Look, I don't know how you feel about this team, or the leadership. I think Foligno is a fine player, getting overpaid based on his breakout season of 2014-15 when he scored 73 points (31 goals, 42 assists). Money aside, he’s the blue-collar player who will step up, get into a fight, score a goal, and you don’t have to question his desire. Credit goes to Fligs for scoring the game-winner Monday in the 1-0 win over the Golden Knights; Also his 800th career game.
But maybe he is, at times, burdened by the “C” on his sweater. Perhaps he is holding the brunt of the teams’ frustration. Maybe removing the “C” is the answer, or is it such a small part of the overall upheaval that is needed around the team that it wouldn’t cause much difference?
I’ve said this before, and I thoroughly believe Seth Jones is the future captain of this team.
Tortorella got his extension — through 2020-21 — prior to the season. I’ve been in his corner because he’s the only coach to bring the kind of sustained success this club has never seen before him. I get that the intentions behind his style and system might be misplaced in today’s NHL. But benching a player late in a game because he commits a bad penalty or isn’t playing up to the par that Tortorella expects just fosters the accountability approach — written about by Aaron Portzline of The Athletic (subscription required) — he has insisted and preached upon from the start. Wanting Zach Werenski to actually play defense is not a bad thing.
Having benched anyone from Artemi Panarin to Cam Atkinson to Nick Foligno, we’ve seen the play from these players elevate, whether as a direct result of the benching or not. If only that elevation could happen every single night. But some kind of change is needed.

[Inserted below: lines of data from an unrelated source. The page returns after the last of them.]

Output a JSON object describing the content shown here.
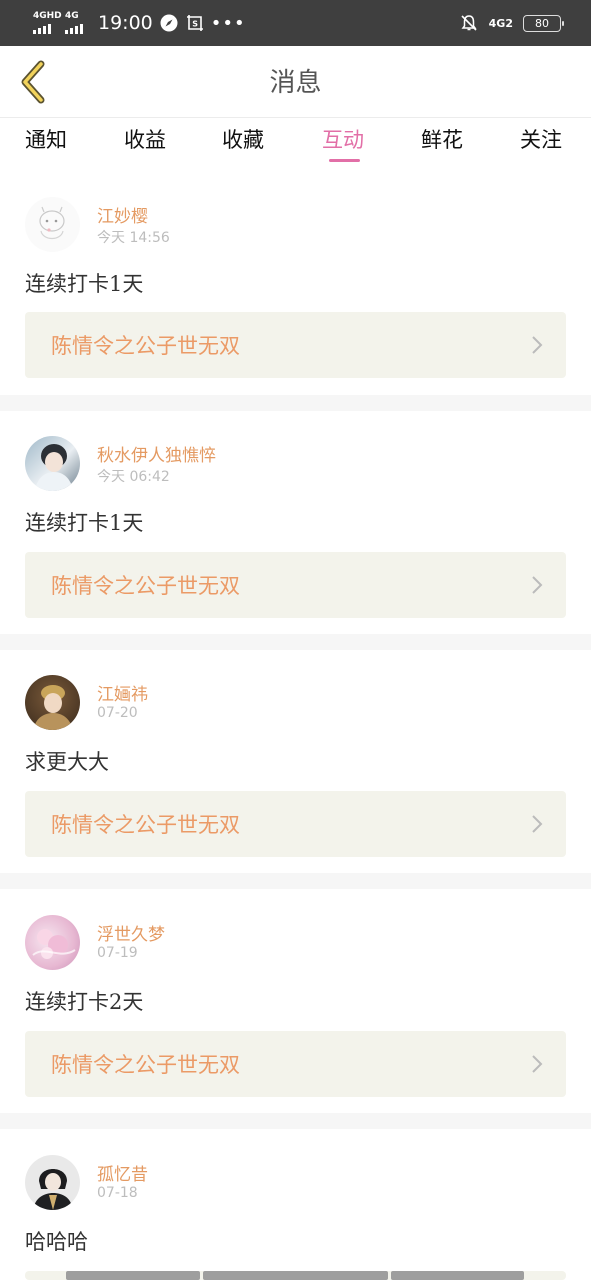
{
  "status_bar": {
    "signal1_label": "4GHD",
    "signal2_label": "4G",
    "time": "19:00",
    "more_dots": "•••",
    "network_label": "4G2",
    "battery_level": "80"
  },
  "header": {
    "title": "消息"
  },
  "tabs": [
    {
      "label": "通知",
      "active": false
    },
    {
      "label": "收益",
      "active": false
    },
    {
      "label": "收藏",
      "active": false
    },
    {
      "label": "互动",
      "active": true
    },
    {
      "label": "鲜花",
      "active": false
    },
    {
      "label": "关注",
      "active": false
    }
  ],
  "messages": [
    {
      "user": "江妙樱",
      "time": "今天 14:56",
      "text": "连续打卡1天",
      "link": "陈情令之公子世无双"
    },
    {
      "user": "秋水伊人独憔悴",
      "time": "今天 06:42",
      "text": "连续打卡1天",
      "link": "陈情令之公子世无双"
    },
    {
      "user": "江婳祎",
      "time": "07-20",
      "text": "求更大大",
      "link": "陈情令之公子世无双"
    },
    {
      "user": "浮世久梦",
      "time": "07-19",
      "text": "连续打卡2天",
      "link": "陈情令之公子世无双"
    },
    {
      "user": "孤忆昔",
      "time": "07-18",
      "text": "哈哈哈",
      "link": ""
    }
  ],
  "colors": {
    "accent_pink": "#e26fa7",
    "username_orange": "#e49a62",
    "link_orange": "#eb9a66",
    "card_bg": "#f3f3eb",
    "status_bar_bg": "#3f3f3f"
  }
}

It’s easy to get lost in regular-season success when you’re not used to it. The 2016-17 season was fun because there were no expectations and a 16-game winning streak and 27-5-4 record was improbable. But that was two years ago, there’s been two more one-and-done playoff exits, and everyone’s ready to change another number: That 5-16 playoff record.